RIB TISSUE PAIN AND DYSFUNCTION
PATIENT: “But doc, why am I still having the same pain that I came in here with in the first place?”
DOCTOR: (deer-in-the-headlights look) “That is a great question Mr. Jones. Just take your medicine and be sure to ask your family doctor when you see him later this week.”
If you think I am over-exaggerating, you would be wrong. I see at least a couple patients a month (often more), who have been through a similar scenario. Don’t get me wrong; I don’t want people showing up in my office in the middle of a heart attack. But something is rotten in Denmark when it takes several days, a $50,000 ride in the Air-Evac chopper, and the better part of a hundred grand to (incorrectly) tell someone that there is ‘nothing‘ wrong with them!
ANATOMY OF THE RIB CAGE AND CONNECTIVE TISSUES FOUND THERE

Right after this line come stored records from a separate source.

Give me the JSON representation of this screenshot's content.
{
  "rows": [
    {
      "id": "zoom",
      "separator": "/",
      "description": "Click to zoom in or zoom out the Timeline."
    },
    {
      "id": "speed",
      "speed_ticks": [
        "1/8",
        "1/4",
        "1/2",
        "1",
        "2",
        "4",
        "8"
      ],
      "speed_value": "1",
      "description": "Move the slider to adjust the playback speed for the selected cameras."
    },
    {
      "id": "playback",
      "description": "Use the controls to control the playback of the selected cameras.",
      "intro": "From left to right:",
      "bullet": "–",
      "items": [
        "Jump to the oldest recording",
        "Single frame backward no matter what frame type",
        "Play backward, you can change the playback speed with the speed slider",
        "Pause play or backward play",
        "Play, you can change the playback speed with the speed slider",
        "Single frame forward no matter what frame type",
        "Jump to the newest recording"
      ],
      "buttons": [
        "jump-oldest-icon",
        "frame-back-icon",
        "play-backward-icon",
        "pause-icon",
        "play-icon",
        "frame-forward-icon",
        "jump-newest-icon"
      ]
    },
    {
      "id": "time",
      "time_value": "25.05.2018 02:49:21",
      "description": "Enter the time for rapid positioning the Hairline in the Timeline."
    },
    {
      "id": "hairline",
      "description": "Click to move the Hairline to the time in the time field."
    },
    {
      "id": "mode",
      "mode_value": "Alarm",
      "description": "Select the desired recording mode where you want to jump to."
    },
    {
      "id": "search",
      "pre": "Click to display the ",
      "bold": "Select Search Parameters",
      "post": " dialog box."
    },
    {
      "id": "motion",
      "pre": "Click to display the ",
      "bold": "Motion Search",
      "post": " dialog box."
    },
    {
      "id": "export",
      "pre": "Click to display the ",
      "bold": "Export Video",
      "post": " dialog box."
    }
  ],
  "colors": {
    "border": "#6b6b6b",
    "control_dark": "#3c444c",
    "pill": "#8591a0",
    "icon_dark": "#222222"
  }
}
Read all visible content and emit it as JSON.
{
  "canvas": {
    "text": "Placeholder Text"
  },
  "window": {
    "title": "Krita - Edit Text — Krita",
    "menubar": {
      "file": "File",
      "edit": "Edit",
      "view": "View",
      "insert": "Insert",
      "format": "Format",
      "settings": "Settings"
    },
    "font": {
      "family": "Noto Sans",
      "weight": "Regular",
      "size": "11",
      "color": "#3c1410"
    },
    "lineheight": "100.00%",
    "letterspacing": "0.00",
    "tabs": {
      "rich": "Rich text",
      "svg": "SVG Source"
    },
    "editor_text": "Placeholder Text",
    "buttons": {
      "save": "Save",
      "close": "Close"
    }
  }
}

An important fact to remember is that ribs move. I know that ribs feel like they are anchored to the spine, but trust me — they move. You can feel this simply by putting your hands on your ribs and breathing deeply. When ribs do not move properly, not only can it hurt (sometimes terribly), it almost always hurts specifically to cough, breathe, sneeze, laugh, hiccup, etc. There are two main reasons for this.
I frequently see patients who have ribs “out”. The technical term for this condition is SUBLUXATION. In a nutshell, subluxation means that bones or joints are either misaligned or not moving properly in relationship to each other. Bear in mind that this is something which, while extremely painful, is almost always too subtle to show up on an x-ray. One of the beauties of treating people with subluxated ribs is that they usually respond to an adjustment immediately. When they do not, I start to think that there could be FASCIAL ADHESIONS restricting rib motion and causing pain. Most people are not aware of just how much connective tissue attaches to ribs (think about it next time you are chowing down on a stack of BBQ). Much of this is fascia, although there are LIGAMENTS, TENDONS, and MUSCLES as well. Let’s look at a few pictures of the numerous tissues that attach to ribs.
Rib tissues can be injured in a variety of ways. Coughing and sneezing are a couple of common ones. Throwing is also a fairly common way to injure these tissues (especially throwing something really heavy like a chunk of firewood as you twist your body). As you can imagine, rib injuries are common in SPORTS. Not only are they found in contact sports like football, but they are also found frequently in baseball, softball, and even golf (swinging a bat or golf club can tear rib tissues and put even the ‘heavy hitters’ on the D.L.). If you suspect that you have injured the Connective Tissues of the ribs, give us a call. In the meantime, HERE and HERE are some blog posts on Rib Tissue Pain.